E.L: What are the main mistakes people make when implementing CBE?
K.Y: One of the common mistakes that I see is that institutions start off worrying about the technology. It’s almost as if the they believe the right technology will result in quality CBE delivery. In these cases, the institutions haven’t thought through the design, flow, practices, and structure of their CBE model. My advice is to first develop your model so you can evaluate the merits of various technologies to support that model.
E.L: Why is CBE good for industries, employers, and for student’s future jobs?
K.Y: Employers have been citing skills gaps among their workforce. Because many CBE programs (properly developed) have worked with employers to define the skills they need this issue is minimized. Employers can see what skills they will get in an employee who has been through a competency-based program and also be assured that those skills have been achieved at a stated level of mastery.
Many CBE programs are focused on employment skills – often in the form of specialized certificates or micro-credentials. This is a great benefit to those adult learners who are working in a field but need to build up their skills to advance their careers.
E.L: What are the benefits for the institutions?
K.Y: New programs and new models of delivery give institutions the ability to attract and serve new populations of students. This means revenue, particularly in an environment where the population of traditional age students and state funding are both on the decline. Adult learners can bridge that challenge. I’ve read that there are over 45 million adults 25 years and above who have some college experience but no degree. That is a huge market!
E.L: Do you think that CBE is the future of education?

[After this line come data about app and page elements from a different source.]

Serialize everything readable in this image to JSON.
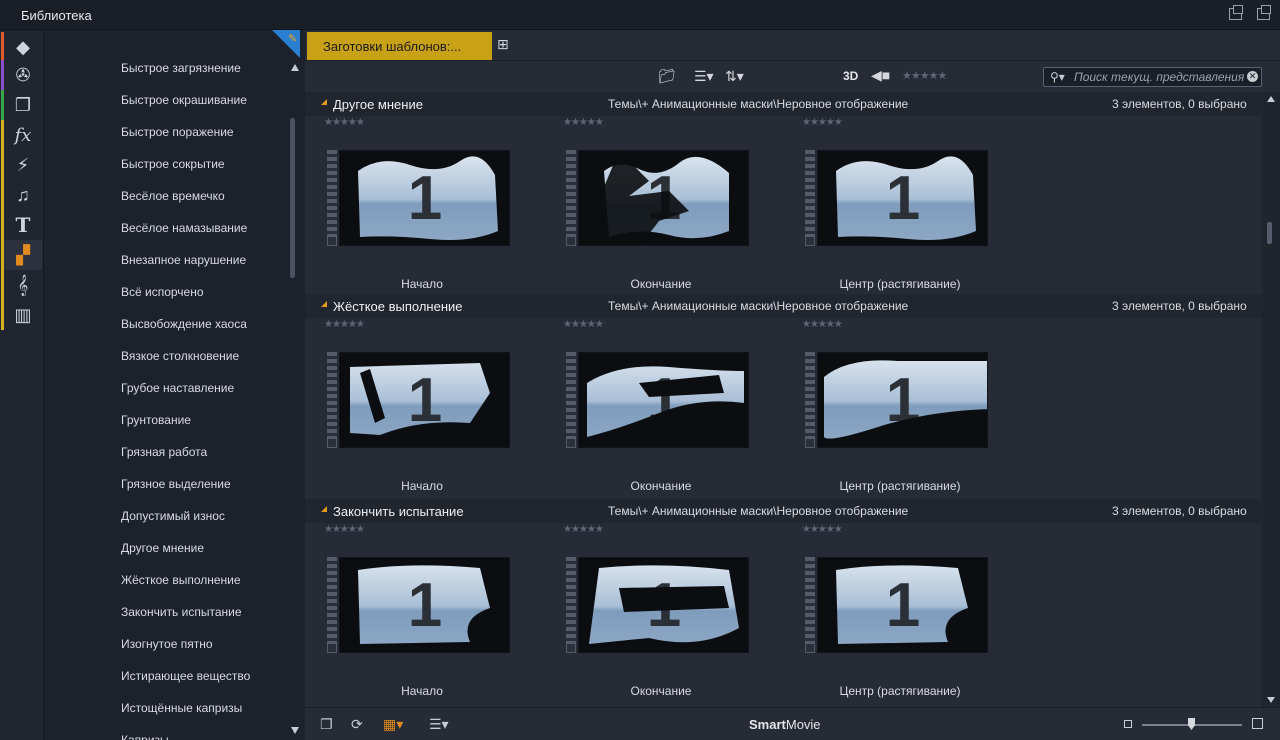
{
  "window": {
    "title": "Библиотека"
  },
  "sidebar_icons": [
    {
      "name": "projects-icon",
      "glyph": "◆",
      "color": "#e05a2a"
    },
    {
      "name": "film-reel-icon",
      "glyph": "✇",
      "color": "#8a4fc8"
    },
    {
      "name": "photos-icon",
      "glyph": "❐",
      "color": "#37a84a"
    },
    {
      "name": "effects-icon",
      "glyph": "fx",
      "color": "#d6b21a"
    },
    {
      "name": "transitions-icon",
      "glyph": "⚡",
      "color": "#d6b21a"
    },
    {
      "name": "music-icon",
      "glyph": "♫",
      "color": "#d6b21a"
    },
    {
      "name": "title-icon",
      "glyph": "T",
      "color": "#d6b21a"
    },
    {
      "name": "templates-icon",
      "glyph": "▞",
      "color": "#d6b21a"
    },
    {
      "name": "scorefitter-icon",
      "glyph": "𝄞",
      "color": "#d6b21a"
    },
    {
      "name": "piano-icon",
      "glyph": "▥",
      "color": "#d6b21a"
    }
  ],
  "categories": [
    "Быстрое загрязнение",
    "Быстрое окрашивание",
    "Быстрое поражение",
    "Быстрое сокрытие",
    "Весёлое времечко",
    "Весёлое намазывание",
    "Внезапное нарушение",
    "Всё испорчено",
    "Высвобождение хаоса",
    "Вязкое столкновение",
    "Грубое наставление",
    "Грунтование",
    "Грязная работа",
    "Грязное выделение",
    "Допустимый износ",
    "Другое мнение",
    "Жёсткое выполнение",
    "Закончить испытание",
    "Изогнутое пятно",
    "Истирающее вещество",
    "Истощённые капризы",
    "Капризы"
  ],
  "tab": {
    "label": "Заготовки шаблонов:..."
  },
  "toolbar": {
    "label_3d": "3D",
    "search_placeholder": "Поиск текущ. представления",
    "rating": 0
  },
  "groups": [
    {
      "name": "Другое мнение",
      "path": "Темы\\+ Анимационные маски\\Неровное отображение",
      "count": "3 элементов, 0 выбрано",
      "items": [
        {
          "label": "Начало",
          "rating": 0
        },
        {
          "label": "Окончание",
          "rating": 0
        },
        {
          "label": "Центр (растягивание)",
          "rating": 0
        }
      ]
    },
    {
      "name": "Жёсткое выполнение",
      "path": "Темы\\+ Анимационные маски\\Неровное отображение",
      "count": "3 элементов, 0 выбрано",
      "items": [
        {
          "label": "Начало",
          "rating": 0
        },
        {
          "label": "Окончание",
          "rating": 0
        },
        {
          "label": "Центр (растягивание)",
          "rating": 0
        }
      ]
    },
    {
      "name": "Закончить испытание",
      "path": "Темы\\+ Анимационные маски\\Неровное отображение",
      "count": "3 элементов, 0 выбрано",
      "items": [
        {
          "label": "Начало",
          "rating": 0
        },
        {
          "label": "Окончание",
          "rating": 0
        },
        {
          "label": "Центр (растягивание)",
          "rating": 0
        }
      ]
    }
  ],
  "thumb_digit": "1",
  "bottombar": {
    "smart_bold": "Smart",
    "smart_rest": "Movie"
  },
  "colors": {
    "tab_accent": "#c9a116",
    "group_triangle": "#e39b1c",
    "active_view": "#e08a1e"
  }
}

K.Y: I certainly hope so – not only because I’m very passionate about it – but the numbers seem to indicate that it will have a place in the future of higher education. As distinguished from MOOCS, there is an underlying theory and value proposition. It’s a game changer in fundamental ways, not just a way to expand the educational experience in selected courses. CBE makes a strong argument that it brings value to learners, institutions, and employers.

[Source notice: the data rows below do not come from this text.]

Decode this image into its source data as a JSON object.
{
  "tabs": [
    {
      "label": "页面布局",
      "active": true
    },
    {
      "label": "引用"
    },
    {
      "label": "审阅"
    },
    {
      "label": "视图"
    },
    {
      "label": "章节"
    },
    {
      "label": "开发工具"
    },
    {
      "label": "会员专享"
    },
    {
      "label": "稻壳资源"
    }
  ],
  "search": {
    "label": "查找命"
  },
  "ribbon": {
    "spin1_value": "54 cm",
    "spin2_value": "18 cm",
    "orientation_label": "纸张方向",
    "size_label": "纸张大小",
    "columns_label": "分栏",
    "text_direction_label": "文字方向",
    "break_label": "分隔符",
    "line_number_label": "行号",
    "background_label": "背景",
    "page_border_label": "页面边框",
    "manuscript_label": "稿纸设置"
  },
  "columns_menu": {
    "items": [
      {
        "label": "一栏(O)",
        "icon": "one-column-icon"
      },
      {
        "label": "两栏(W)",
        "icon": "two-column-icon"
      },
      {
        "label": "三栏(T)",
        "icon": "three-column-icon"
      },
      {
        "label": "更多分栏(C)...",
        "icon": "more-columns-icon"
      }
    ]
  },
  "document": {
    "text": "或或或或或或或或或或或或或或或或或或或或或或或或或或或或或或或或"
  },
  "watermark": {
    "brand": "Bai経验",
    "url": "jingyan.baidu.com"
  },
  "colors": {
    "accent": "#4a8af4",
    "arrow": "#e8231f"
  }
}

*Karen Yoshino, Principal Strategist at Blackboard
*Photos by: AFP Kyle Grillot
*CBE definition according to the The Glossary of Education Reform.
**A rubric is a guide listing specific criteria for grading or scoring academic papers, projects, or tests according to Merriam-Webster online dictionary.